“It’s really fun to chat before, do yoga and chat more after,” she said.
She attributed the class’ success to the small group and the individual attention she and her friends received from their instructor.
“I never liked yoga classes – always too big and too crowded,” she said. “But this class has changed my perspective. It’s become a community.”
Armed with this advice and inspiration to make more of my admittedly erratic practice of yoga, I decided to host a private class at my house with Pip Usher, a local teacher fresh off a trip to train and study Iyengar yoga in India.
I caved on the one-on-one thing and invited a couple friends who are also enthusiastic about yoga but felt they weren’t getting enough attention in classes at studios.
And, while there was a certain amount of talking and laughing that took place beforehand, the real thing that distracted me from the start was the logistics of inviting people into your home to roll around on your floor for an hour and a half. It took a while for me to check out of my thoughts and check in with my body, as I worried about the fact that I had forgotten to light the incense and get everything ready for tea afterward and has anyone noticed that I haven’t mopped the floor in a week?
I eventually eased into it and just in time, as the sun salutation combinations sped up and I began to truly sweat (no small feat in an apartment with little insulation in the winter).
When we slowed things down a bit, I really got to feel the benefits of having a semiprivate practice. From the gentle reminders tailored to my specific weaknesses (widening my stance, not bending my knees slightly) to the moments when I was lightly pushed and prodded into the right position (or in one case just downright held up), I became much more aware of what my body was doing and how I was getting it to do that.
Once I was able to break through my insecurities over playing host, it proved to be one of the most successful classes I’ve ever had (with only minimal judgment of how those around me were faring).
While I’m still too sore to contemplate taking what I’ve learned back to the mat for a personal practice just yet, I have more confidence that when I do push into down dog next I’ll be more sure of my movements.
And, though I still can’t manage a handstand, the rush of excitement I feel over this newfound confidence just might compel me to let go and flow into a practice, be it private or group, more than once every couple of weeks.
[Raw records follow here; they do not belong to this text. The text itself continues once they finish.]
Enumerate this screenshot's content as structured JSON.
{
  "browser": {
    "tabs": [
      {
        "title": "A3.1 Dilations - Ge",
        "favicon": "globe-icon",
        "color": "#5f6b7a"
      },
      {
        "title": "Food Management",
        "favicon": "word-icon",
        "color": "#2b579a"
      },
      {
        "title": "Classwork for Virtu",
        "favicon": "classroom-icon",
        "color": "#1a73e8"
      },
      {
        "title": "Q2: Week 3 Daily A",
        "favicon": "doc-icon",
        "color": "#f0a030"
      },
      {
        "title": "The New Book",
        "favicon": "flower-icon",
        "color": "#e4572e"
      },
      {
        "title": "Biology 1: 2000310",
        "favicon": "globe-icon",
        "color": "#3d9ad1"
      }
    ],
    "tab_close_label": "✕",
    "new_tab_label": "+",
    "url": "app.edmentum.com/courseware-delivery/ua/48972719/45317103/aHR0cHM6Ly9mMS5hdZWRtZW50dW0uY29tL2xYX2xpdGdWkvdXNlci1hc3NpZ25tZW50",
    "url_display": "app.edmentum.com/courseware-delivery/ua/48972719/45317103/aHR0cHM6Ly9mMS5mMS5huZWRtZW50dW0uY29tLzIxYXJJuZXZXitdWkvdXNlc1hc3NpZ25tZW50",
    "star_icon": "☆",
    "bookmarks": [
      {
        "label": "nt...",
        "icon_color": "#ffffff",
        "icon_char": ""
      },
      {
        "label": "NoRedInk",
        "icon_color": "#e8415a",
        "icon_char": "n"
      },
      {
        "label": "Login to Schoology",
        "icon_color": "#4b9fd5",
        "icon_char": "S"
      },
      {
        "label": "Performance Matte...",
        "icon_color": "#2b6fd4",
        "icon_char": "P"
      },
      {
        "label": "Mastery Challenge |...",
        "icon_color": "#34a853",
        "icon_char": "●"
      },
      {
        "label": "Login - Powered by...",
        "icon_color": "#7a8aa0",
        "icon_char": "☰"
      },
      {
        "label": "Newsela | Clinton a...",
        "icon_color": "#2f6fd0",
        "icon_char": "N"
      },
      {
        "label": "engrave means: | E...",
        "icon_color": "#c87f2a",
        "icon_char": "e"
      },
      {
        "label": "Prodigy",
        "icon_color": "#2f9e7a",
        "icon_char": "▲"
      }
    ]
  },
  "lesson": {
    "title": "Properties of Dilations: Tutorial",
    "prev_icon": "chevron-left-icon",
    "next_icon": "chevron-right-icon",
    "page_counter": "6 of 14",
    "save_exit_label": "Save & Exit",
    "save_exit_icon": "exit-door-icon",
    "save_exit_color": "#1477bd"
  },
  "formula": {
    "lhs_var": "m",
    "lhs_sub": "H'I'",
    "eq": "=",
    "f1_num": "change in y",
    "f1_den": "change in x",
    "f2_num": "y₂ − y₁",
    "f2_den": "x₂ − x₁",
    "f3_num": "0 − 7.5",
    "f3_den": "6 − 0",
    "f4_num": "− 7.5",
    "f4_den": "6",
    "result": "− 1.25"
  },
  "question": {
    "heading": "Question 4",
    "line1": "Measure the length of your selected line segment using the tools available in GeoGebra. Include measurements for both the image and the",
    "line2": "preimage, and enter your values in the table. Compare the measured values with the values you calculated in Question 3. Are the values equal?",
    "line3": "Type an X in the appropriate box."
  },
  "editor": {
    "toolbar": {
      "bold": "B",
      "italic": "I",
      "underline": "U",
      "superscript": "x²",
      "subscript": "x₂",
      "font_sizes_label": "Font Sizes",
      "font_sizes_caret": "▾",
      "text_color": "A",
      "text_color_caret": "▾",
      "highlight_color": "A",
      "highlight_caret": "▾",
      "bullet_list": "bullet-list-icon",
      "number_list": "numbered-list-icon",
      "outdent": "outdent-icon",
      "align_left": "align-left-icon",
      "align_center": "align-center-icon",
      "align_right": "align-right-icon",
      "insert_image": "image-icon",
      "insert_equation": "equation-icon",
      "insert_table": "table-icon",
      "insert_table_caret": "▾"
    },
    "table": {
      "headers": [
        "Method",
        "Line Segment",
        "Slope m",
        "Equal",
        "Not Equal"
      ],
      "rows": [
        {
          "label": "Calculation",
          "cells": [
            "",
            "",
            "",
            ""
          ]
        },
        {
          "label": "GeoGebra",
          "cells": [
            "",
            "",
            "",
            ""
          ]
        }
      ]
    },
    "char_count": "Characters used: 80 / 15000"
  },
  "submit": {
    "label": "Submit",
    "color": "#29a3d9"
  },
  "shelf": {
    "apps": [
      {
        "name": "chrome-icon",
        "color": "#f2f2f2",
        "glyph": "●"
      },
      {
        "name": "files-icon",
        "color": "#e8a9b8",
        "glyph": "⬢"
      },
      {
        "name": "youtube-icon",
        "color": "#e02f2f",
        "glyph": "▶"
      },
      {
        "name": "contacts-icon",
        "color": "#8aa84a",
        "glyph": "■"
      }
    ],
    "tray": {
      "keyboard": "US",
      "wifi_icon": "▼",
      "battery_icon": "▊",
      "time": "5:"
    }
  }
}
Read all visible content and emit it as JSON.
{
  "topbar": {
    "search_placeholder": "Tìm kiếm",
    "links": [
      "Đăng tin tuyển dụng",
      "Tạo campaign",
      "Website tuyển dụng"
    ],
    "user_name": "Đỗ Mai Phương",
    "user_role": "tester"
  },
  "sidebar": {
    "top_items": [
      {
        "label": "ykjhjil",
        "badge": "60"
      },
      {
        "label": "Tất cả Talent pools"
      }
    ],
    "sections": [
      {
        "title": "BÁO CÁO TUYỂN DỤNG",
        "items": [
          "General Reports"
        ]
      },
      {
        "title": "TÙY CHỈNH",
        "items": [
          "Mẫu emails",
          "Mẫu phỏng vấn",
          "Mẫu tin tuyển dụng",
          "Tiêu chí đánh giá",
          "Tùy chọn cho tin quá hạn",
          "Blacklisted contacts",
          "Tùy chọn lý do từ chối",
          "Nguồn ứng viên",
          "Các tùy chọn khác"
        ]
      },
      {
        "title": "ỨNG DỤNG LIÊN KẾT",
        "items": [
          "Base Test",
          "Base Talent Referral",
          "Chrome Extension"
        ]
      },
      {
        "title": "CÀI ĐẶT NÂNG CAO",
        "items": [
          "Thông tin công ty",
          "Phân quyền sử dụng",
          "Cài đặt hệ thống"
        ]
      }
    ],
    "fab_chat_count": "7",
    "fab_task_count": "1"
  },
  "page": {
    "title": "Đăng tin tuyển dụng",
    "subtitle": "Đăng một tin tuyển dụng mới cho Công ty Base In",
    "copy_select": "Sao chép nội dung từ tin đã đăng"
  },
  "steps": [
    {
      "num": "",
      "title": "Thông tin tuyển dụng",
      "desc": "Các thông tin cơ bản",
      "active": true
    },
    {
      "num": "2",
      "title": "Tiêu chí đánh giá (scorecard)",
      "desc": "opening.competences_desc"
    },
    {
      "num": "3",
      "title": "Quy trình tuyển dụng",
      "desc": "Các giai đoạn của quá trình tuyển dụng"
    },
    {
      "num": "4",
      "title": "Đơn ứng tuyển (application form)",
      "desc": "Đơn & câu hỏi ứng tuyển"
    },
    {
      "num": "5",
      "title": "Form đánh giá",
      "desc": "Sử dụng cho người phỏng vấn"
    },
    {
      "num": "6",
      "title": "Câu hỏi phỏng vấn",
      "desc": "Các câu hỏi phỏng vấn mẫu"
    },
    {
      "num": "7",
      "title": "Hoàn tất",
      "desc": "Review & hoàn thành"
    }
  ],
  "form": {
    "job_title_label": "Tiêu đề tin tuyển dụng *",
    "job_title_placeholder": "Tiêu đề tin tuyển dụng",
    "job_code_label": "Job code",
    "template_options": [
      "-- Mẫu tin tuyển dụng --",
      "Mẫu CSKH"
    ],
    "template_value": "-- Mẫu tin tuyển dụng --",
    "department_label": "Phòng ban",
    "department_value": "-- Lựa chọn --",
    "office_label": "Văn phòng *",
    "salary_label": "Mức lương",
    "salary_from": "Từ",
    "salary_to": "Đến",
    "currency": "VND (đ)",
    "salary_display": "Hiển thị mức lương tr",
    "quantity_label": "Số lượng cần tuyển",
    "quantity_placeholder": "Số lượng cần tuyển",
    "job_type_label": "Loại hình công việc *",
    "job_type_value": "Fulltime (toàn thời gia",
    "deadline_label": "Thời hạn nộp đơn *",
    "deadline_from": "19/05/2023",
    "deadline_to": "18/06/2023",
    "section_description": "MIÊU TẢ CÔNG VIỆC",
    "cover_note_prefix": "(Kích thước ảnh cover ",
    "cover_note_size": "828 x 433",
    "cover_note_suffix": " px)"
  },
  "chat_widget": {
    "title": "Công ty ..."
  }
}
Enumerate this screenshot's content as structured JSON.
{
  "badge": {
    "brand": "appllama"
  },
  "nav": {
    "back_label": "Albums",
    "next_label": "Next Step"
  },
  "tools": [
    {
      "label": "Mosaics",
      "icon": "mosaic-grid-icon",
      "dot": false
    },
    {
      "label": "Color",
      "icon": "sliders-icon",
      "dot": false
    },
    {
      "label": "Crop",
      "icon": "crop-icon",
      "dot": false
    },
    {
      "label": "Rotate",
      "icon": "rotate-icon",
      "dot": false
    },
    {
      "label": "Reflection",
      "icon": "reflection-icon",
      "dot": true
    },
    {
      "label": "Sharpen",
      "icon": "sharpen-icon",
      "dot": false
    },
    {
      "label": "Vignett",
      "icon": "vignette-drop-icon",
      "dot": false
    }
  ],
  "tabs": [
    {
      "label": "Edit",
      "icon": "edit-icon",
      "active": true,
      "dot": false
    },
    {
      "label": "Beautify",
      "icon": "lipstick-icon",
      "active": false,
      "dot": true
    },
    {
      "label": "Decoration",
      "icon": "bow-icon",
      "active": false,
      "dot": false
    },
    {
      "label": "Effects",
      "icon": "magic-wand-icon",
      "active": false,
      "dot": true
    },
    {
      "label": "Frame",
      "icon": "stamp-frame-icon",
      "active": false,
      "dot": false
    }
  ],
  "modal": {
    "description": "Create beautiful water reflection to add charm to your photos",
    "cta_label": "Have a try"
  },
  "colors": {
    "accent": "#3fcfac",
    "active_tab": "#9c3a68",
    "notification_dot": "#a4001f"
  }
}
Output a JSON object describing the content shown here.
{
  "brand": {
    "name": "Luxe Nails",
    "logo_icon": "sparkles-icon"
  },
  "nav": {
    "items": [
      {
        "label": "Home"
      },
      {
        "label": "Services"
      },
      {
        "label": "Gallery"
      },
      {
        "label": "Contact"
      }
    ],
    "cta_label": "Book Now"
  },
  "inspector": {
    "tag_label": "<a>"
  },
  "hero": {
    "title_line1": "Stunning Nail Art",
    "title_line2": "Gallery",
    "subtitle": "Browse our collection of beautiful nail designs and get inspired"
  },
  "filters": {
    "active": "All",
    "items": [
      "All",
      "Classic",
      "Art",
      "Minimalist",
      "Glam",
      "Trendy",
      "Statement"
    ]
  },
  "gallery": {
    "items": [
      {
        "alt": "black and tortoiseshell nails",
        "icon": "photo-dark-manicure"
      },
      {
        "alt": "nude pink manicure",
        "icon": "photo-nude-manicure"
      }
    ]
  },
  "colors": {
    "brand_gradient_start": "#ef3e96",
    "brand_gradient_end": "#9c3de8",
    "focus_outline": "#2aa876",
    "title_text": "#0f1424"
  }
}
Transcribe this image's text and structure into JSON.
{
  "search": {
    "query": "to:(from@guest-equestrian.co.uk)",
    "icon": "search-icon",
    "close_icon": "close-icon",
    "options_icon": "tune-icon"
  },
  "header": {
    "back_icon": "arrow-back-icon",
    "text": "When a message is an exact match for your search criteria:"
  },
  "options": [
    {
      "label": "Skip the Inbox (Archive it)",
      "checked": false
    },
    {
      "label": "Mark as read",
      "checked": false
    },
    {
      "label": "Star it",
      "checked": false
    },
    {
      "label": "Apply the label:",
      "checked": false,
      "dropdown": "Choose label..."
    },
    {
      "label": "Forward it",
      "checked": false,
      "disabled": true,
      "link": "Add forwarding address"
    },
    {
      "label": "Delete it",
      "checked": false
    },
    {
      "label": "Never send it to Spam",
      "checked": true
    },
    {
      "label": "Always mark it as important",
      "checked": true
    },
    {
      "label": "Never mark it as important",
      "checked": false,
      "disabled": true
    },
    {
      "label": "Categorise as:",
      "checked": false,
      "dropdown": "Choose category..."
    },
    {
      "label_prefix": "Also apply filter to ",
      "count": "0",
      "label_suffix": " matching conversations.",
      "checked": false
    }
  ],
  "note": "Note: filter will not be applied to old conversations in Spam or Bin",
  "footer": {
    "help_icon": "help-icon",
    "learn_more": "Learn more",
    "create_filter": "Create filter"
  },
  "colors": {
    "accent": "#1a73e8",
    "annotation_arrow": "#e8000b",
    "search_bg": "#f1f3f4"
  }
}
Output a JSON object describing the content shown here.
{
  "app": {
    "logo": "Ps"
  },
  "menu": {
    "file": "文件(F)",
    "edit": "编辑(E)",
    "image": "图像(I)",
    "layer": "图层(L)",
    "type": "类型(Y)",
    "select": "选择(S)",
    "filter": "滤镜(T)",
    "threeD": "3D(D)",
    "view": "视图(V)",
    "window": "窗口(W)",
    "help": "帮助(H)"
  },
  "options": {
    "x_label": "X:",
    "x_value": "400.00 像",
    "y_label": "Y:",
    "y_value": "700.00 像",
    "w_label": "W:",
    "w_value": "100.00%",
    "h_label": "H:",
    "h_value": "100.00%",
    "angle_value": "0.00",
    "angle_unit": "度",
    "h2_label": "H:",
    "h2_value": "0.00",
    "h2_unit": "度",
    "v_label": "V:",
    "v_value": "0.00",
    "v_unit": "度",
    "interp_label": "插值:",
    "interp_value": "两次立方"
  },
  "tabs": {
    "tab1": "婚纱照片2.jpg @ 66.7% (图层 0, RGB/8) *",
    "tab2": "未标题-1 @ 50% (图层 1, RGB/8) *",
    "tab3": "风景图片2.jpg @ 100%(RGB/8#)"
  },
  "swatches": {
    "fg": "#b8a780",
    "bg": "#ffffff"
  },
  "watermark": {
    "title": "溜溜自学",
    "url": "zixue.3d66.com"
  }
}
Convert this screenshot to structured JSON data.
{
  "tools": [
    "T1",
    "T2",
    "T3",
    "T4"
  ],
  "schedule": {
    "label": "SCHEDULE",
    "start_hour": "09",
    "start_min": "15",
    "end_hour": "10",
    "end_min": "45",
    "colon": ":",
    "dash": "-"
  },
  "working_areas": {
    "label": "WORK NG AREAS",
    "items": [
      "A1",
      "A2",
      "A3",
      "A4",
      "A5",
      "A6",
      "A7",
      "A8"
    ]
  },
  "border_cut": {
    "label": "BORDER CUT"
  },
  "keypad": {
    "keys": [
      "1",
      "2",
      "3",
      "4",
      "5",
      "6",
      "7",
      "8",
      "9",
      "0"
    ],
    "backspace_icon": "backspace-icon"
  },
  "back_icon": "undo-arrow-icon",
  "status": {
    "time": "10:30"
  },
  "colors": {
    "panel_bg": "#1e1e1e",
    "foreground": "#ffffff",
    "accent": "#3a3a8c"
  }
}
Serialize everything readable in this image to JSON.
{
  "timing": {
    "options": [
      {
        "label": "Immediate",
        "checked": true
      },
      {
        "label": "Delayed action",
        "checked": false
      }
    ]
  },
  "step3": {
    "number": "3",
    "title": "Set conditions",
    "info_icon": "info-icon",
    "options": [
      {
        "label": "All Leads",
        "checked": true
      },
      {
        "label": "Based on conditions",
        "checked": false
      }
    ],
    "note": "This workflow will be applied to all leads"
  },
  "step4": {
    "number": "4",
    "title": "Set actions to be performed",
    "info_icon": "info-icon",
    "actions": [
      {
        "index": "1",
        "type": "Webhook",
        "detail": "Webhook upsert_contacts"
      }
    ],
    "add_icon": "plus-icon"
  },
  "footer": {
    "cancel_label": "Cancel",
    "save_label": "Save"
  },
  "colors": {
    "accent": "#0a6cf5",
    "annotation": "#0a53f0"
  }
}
A 90-minute private (one-on-one) class with Pip Usher is $45. For information, please call 76-451-554.